*** Opening of Task inputs ***

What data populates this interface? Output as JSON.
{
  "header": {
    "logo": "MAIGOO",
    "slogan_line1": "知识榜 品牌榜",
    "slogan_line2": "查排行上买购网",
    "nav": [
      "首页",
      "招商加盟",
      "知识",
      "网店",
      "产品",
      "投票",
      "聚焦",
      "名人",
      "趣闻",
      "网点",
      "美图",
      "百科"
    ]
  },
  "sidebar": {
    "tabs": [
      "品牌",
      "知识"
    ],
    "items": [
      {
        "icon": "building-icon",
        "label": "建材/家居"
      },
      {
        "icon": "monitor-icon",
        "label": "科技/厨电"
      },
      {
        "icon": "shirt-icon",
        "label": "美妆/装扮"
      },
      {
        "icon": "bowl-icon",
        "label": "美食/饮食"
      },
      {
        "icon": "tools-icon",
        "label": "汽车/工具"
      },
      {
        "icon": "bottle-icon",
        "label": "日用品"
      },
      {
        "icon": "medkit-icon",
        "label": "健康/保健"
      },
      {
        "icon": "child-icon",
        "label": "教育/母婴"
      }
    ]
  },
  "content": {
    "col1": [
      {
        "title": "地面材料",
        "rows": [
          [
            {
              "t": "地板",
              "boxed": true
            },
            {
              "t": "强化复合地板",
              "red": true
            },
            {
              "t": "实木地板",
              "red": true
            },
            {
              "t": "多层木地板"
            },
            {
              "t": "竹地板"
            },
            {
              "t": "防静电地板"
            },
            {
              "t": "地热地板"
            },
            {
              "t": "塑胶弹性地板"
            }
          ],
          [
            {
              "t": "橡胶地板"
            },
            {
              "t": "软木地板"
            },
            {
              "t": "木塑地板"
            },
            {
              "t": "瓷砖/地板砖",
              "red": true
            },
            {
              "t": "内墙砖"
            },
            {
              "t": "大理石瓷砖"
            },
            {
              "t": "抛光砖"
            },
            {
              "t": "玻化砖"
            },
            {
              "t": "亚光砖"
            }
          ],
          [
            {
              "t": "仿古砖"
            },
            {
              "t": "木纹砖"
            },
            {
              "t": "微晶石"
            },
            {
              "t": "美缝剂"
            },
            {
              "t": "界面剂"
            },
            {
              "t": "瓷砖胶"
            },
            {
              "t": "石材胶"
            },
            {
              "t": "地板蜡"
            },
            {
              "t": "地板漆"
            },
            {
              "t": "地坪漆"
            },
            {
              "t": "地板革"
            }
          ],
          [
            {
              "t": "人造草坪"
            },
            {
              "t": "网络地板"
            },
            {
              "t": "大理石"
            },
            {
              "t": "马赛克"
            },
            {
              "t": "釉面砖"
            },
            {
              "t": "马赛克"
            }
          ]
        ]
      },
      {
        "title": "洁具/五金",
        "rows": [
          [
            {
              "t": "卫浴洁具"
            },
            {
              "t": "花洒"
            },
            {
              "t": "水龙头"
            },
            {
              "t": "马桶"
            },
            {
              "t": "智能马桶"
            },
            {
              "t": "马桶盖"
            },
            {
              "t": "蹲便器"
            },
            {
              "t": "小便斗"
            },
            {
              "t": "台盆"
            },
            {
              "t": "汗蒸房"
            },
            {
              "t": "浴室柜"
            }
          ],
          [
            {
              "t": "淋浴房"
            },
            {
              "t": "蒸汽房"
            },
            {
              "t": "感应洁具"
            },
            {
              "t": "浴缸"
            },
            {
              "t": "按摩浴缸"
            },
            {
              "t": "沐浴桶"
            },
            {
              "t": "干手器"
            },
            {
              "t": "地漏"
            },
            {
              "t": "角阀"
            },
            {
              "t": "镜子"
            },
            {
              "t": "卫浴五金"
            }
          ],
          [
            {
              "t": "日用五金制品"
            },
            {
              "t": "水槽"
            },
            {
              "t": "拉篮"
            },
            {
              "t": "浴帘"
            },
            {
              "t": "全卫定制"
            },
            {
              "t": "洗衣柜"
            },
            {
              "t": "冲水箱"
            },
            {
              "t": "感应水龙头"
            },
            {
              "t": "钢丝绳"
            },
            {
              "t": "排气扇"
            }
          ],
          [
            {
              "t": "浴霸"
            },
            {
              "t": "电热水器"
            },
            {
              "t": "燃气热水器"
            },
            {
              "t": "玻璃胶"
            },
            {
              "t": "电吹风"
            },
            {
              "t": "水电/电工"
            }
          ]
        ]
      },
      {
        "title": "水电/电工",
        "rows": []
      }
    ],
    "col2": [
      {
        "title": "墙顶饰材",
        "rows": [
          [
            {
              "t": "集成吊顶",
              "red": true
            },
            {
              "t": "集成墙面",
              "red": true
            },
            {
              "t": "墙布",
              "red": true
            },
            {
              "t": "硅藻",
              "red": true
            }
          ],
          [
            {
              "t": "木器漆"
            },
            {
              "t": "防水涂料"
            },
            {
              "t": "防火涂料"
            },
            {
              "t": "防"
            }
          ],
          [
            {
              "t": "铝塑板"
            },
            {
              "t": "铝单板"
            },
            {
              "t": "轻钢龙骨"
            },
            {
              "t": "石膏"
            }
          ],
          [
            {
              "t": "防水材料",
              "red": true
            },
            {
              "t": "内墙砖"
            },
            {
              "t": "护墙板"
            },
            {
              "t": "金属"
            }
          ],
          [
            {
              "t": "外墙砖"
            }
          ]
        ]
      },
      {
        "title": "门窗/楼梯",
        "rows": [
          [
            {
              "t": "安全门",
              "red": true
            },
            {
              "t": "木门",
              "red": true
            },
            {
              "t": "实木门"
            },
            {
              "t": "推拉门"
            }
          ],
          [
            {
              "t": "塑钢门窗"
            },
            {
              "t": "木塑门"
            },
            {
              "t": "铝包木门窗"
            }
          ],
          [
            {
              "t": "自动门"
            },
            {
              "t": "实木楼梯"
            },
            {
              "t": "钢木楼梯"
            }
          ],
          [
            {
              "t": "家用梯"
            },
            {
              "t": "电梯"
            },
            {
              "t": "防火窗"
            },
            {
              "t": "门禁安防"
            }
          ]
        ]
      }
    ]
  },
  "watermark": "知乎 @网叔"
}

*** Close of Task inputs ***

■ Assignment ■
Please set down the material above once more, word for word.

■ Answer below ■
What data populates this interface? Output as JSON.
{
  "header": {
    "logo": "MAIGOO",
    "slogan_line1": "知识榜 品牌榜",
    "slogan_line2": "查排行上买购网",
    "nav": [
      "首页",
      "招商加盟",
      "知识",
      "网店",
      "产品",
      "投票",
      "聚焦",
      "名人",
      "趣闻",
      "网点",
      "美图",
      "百科"
    ]
  },
  "sidebar": {
    "tabs": [
      "品牌",
      "知识"
    ],
    "items": [
      {
        "icon": "building-icon",
        "label": "建材/家居"
      },
      {
        "icon": "monitor-icon",
        "label": "科技/厨电"
      },
      {
        "icon": "shirt-icon",
        "label": "美妆/装扮"
      },
      {
        "icon": "bowl-icon",
        "label": "美食/饮食"
      },
      {
        "icon": "tools-icon",
        "label": "汽车/工具"
      },
      {
        "icon": "bottle-icon",
        "label": "日用品"
      },
      {
        "icon": "medkit-icon",
        "label": "健康/保健"
      },
      {
        "icon": "child-icon",
        "label": "教育/母婴"
      }
    ]
  },
  "content": {
    "col1": [
      {
        "title": "地面材料",
        "rows": [
          [
            {
              "t": "地板",
              "boxed": true
            },
            {
              "t": "强化复合地板",
              "red": true
            },
            {
              "t": "实木地板",
              "red": true
            },
            {
              "t": "多层木地板"
            },
            {
              "t": "竹地板"
            },
            {
              "t": "防静电地板"
            },
            {
              "t": "地热地板"
            },
            {
              "t": "塑胶弹性地板"
            }
          ],
          [
            {
              "t": "橡胶地板"
            },
            {
              "t": "软木地板"
            },
            {
              "t": "木塑地板"
            },
            {
              "t": "瓷砖/地板砖",
              "red": true
            },
            {
              "t": "内墙砖"
            },
            {
              "t": "大理石瓷砖"
            },
            {
              "t": "抛光砖"
            },
            {
              "t": "玻化砖"
            },
            {
              "t": "亚光砖"
            }
          ],
          [
            {
              "t": "仿古砖"
            },
            {
              "t": "木纹砖"
            },
            {
              "t": "微晶石"
            },
            {
              "t": "美缝剂"
            },
            {
              "t": "界面剂"
            },
            {
              "t": "瓷砖胶"
            },
            {
              "t": "石材胶"
            },
            {
              "t": "地板蜡"
            },
            {
              "t": "地板漆"
            },
            {
              "t": "地坪漆"
            },
            {
              "t": "地板革"
            }
          ],
          [
            {
              "t": "人造草坪"
            },
            {
              "t": "网络地板"
            },
            {
              "t": "大理石"
            },
            {
              "t": "马赛克"
            },
            {
              "t": "釉面砖"
            },
            {
              "t": "马赛克"
            }
          ]
        ]
      },
      {
        "title": "洁具/五金",
        "rows": [
          [
            {
              "t": "卫浴洁具"
            },
            {
              "t": "花洒"
            },
            {
              "t": "水龙头"
            },
            {
              "t": "马桶"
            },
            {
              "t": "智能马桶"
            },
            {
              "t": "马桶盖"
            },
            {
              "t": "蹲便器"
            },
            {
              "t": "小便斗"
            },
            {
              "t": "台盆"
            },
            {
              "t": "汗蒸房"
            },
            {
              "t": "浴室柜"
            }
          ],
          [
            {
              "t": "淋浴房"
            },
            {
              "t": "蒸汽房"
            },
            {
              "t": "感应洁具"
            },
            {
              "t": "浴缸"
            },
            {
              "t": "按摩浴缸"
            },
            {
              "t": "沐浴桶"
            },
            {
              "t": "干手器"
            },
            {
              "t": "地漏"
            },
            {
              "t": "角阀"
            },
            {
              "t": "镜子"
            },
            {
              "t": "卫浴五金"
            }
          ],
          [
            {
              "t": "日用五金制品"
            },
            {
              "t": "水槽"
            },
            {
              "t": "拉篮"
            },
            {
              "t": "浴帘"
            },
            {
              "t": "全卫定制"
            },
            {
              "t": "洗衣柜"
            },
            {
              "t": "冲水箱"
            },
            {
              "t": "感应水龙头"
            },
            {
              "t": "钢丝绳"
            },
            {
              "t": "排气扇"
            }
          ],
          [
            {
              "t": "浴霸"
            },
            {
              "t": "电热水器"
            },
            {
              "t": "燃气热水器"
            },
            {
              "t": "玻璃胶"
            },
            {
              "t": "电吹风"
            },
            {
              "t": "水电/电工"
            }
          ]
        ]
      },
      {
        "title": "水电/电工",
        "rows": []
      }
    ],
    "col2": [
      {
        "title": "墙顶饰材",
        "rows": [
          [
            {
              "t": "集成吊顶",
              "red": true
            },
            {
              "t": "集成墙面",
              "red": true
            },
            {
              "t": "墙布",
              "red": true
            },
            {
              "t": "硅藻",
              "red": true
            }
          ],
          [
            {
              "t": "木器漆"
            },
            {
              "t": "防水涂料"
            },
            {
              "t": "防火涂料"
            },
            {
              "t": "防"
            }
          ],
          [
            {
              "t": "铝塑板"
            },
            {
              "t": "铝单板"
            },
            {
              "t": "轻钢龙骨"
            },
            {
              "t": "石膏"
            }
          ],
          [
            {
              "t": "防水材料",
              "red": true
            },
            {
              "t": "内墙砖"
            },
            {
              "t": "护墙板"
            },
            {
              "t": "金属"
            }
          ],
          [
            {
              "t": "外墙砖"
            }
          ]
        ]
      },
      {
        "title": "门窗/楼梯",
        "rows": [
          [
            {
              "t": "安全门",
              "red": true
            },
            {
              "t": "木门",
              "red": true
            },
            {
              "t": "实木门"
            },
            {
              "t": "推拉门"
            }
          ],
          [
            {
              "t": "塑钢门窗"
            },
            {
              "t": "木塑门"
            },
            {
              "t": "铝包木门窗"
            }
          ],
          [
            {
              "t": "自动门"
            },
            {
              "t": "实木楼梯"
            },
            {
              "t": "钢木楼梯"
            }
          ],
          [
            {
              "t": "家用梯"
            },
            {
              "t": "电梯"
            },
            {
              "t": "防火窗"
            },
            {
              "t": "门禁安防"
            }
          ]
        ]
      }
    ]
  },
  "watermark": "知乎 @网叔"
}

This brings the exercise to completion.